  35. Raheb, Eliane (director). 2012. Sleepless Nights. 2012. Lebanon: Itar Productions. https://m.media/en/Films/VID-000169.
  36. Reading, Anna. 2002. The Social Inheritance of the Holocaust: Gender, Culture, and Memory. New York: Palgrave Macmillan.CrossRefGoogle Scholar
  37. Said, Edward. 1999. After the Last Sky: Palestinian Lives. New York: Columbia University Press.Google Scholar
  38. Salhab, Ghassam (director). 1998. Phantom Beirut. France: GH Films, Idea Productions; Lebanon: Optima Film. DVD.Google Scholar
  39. UMAM Documentation and Research (UMAM D&R). 2016. Raison d’etre. https://www.umam-dr.org/index.php/raisons-detre/. Accessed July 6, 2017.
  40. Weissberg, Jay. 2012. Review of Sleepless Nights, Itar Productions, Variety, December 21. http://variety.com/2012/film/reviews/sleepless-nights-1117948928/.
  41. Willis, Sharon. 1993. Disputed Territories: Masculinity and Social Space. In Male Trouble, ed. Constance Penley and Sharon Willis, 263–281. Minneapolis, MN: University of Minnesota Press.Google Scholar

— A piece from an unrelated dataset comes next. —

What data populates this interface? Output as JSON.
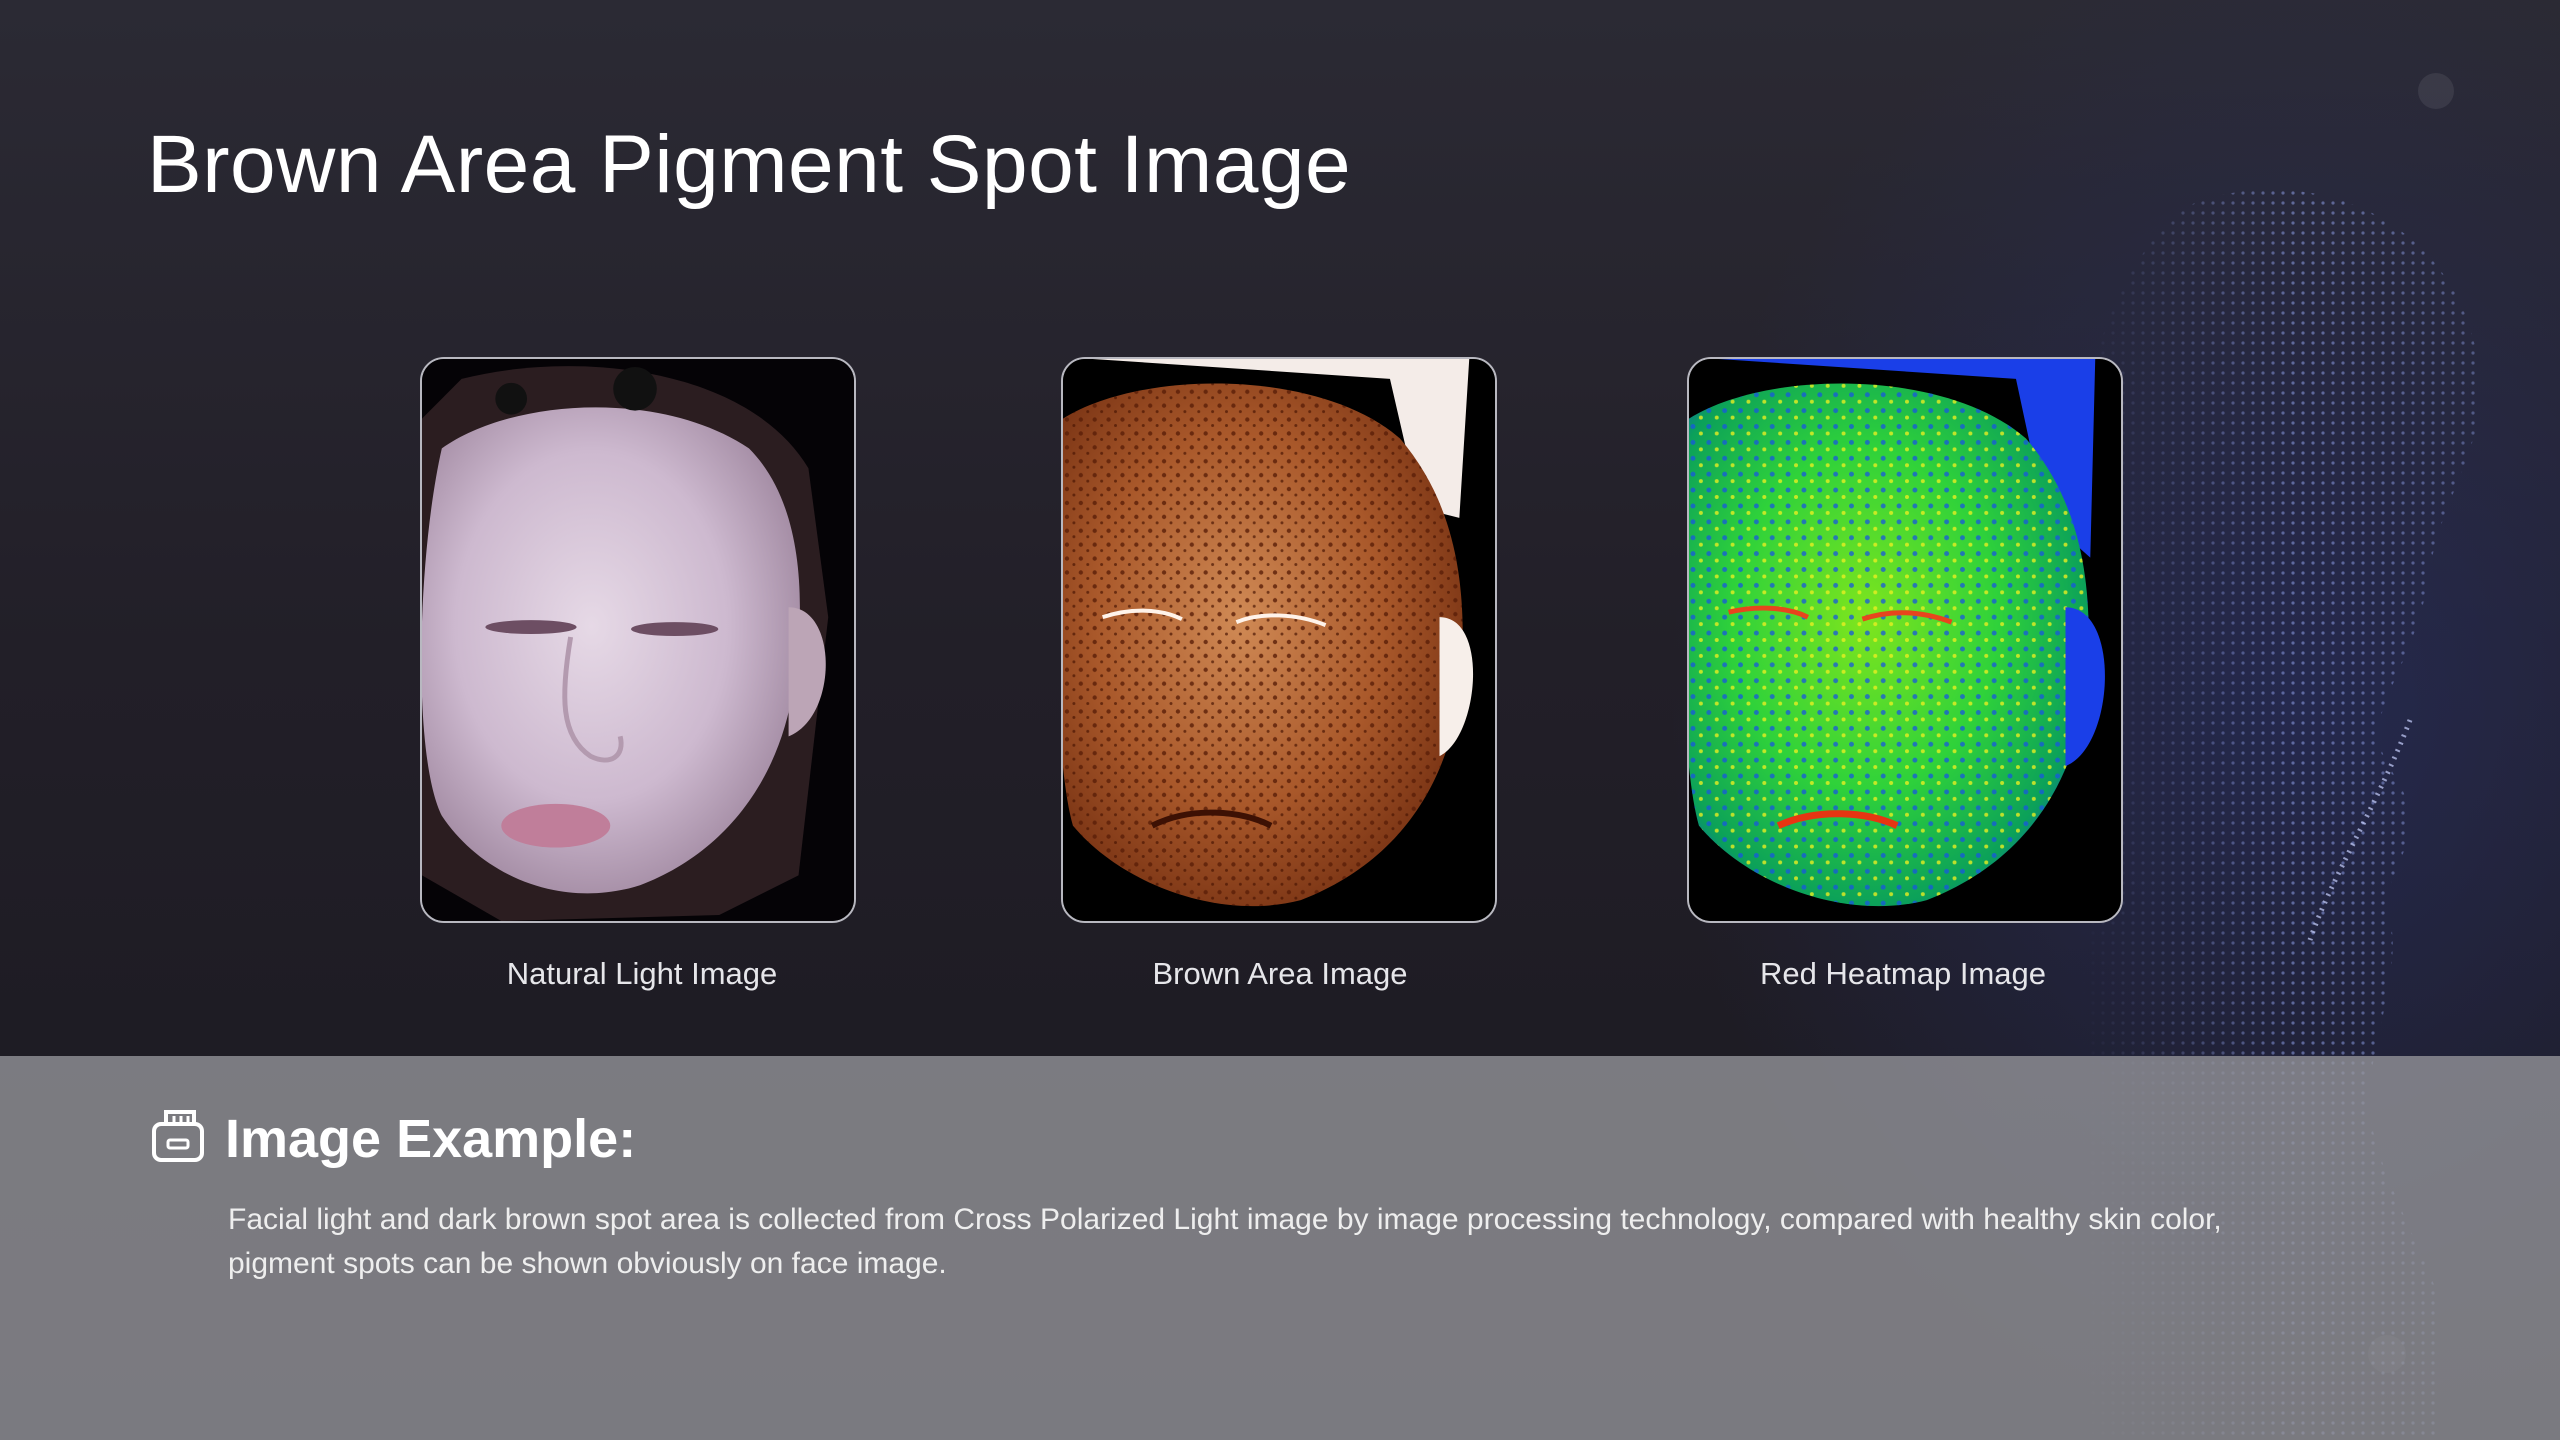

Copyright information

© The Author(s) 2017

Authors and Affiliations

  • Joey Ayoub
    • 1
  1. 1.SOASUniversity of LondonLondonUK

Personalised recommendations